When James Jones walked into the Jake Sweeney car dealership in Springdale, Ohio, this summer, he brought with him some change that everyone could believe in—$8,000 worth to be precise.
Jones pointed to a brand- new 2008 half-ton Chevrolet Silverado and said, “I want that truck.” He then plunked down his down payment: 16 coffee cans full of coins.
Salesman David Crisswell told the Cincinnati Enquirer: “He had dimes, quarters, half-dollars, silver and Susan B. Anthony dollars. It took me an hour and a half to count all of it.”
Jones, 70, said that he has always kept his personal money at home in coins because he doesn’t trust banks or paper money. “Paper money will burn,” he said, “but it is hard to damage coins. I don’t know how long it took me to save this amount, probably all my life.”
Jones’ family has become used to his penny-pinching ways. What surprised them was the fact that Jones was finally replacing his 1981 Chevy pickup. Back in January, Jones was nearly killed when the emergency brake gave out while the truck was idling and rolled over Jones, confining him to a hospital for months.

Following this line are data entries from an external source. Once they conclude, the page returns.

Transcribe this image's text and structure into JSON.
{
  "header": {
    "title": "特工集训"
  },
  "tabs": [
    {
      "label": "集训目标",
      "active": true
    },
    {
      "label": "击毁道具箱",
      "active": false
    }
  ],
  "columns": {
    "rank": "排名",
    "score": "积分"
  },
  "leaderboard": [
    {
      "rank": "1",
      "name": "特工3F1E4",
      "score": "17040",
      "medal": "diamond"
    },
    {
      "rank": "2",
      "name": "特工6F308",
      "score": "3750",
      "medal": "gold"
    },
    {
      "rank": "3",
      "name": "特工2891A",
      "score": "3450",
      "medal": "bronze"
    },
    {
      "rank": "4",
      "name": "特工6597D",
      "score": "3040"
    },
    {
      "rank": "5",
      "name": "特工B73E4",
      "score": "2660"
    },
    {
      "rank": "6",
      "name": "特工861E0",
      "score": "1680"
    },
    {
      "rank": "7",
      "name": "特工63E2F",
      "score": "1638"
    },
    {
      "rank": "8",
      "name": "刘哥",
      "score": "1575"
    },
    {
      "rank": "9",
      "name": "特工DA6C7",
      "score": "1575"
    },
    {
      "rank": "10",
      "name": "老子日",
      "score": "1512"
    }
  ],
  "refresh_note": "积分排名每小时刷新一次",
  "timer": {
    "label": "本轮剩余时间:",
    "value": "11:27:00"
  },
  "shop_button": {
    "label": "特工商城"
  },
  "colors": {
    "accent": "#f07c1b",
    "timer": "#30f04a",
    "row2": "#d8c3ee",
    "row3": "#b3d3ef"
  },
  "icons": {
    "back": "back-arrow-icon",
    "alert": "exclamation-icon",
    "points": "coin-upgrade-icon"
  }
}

From the minds of babes
It looks like the must-have office accessory of 2009 may never see the light of day, thanks to German police.
Two 17-year-old would-be inventors had been working on the solution to the age-old problem of inefficient intra-office transportation. Isn’t there a way to make a trip to the copier on the way to the mail room after grabbing some coffee in the lunchroom without having to walk?
The teens’ solution was to surround a standard office chair with a metal frame and attach a lawnmower engine and bicycle brakes. Now you’re moving around the office and taking a client out for golf, all without ever having to stand up.
Unfortunately, police happened upon the teens testing their invention on public roads outside of Frankfurt. The chair was confiscated and the pair is being investigated on a variety of possible offenses.
Just walk away
If you don’t have enough change to buy a pickup truck, and your local police will not let you drive your office chair, it might be time to move somewhere with a higher “walkability score.”
WalkScore.com is a new website that assigns rankings to cities, neighborhoods and addresses based on the number of amenities within walking distance. The higher the walkability score, the easier it should be to get by without a car.
So why walk when you own a perfectly fine automobile?
As WalkScore.com explained, “Compact, walkable communities . . . are the solution to some of our biggest shared challenges, from childhood obesity to social isolation, from crash deaths to disappearing farmland, from the high price of gas to the architectural blight of strip development.”
Ironically, the cities identified as most walkable by the site also are some of the most congested. Here are their top five:
1. San Francisco
2. New York City
If you don’t like to walk, here are the site’s five least-walkable cities:
5. Oklahoma City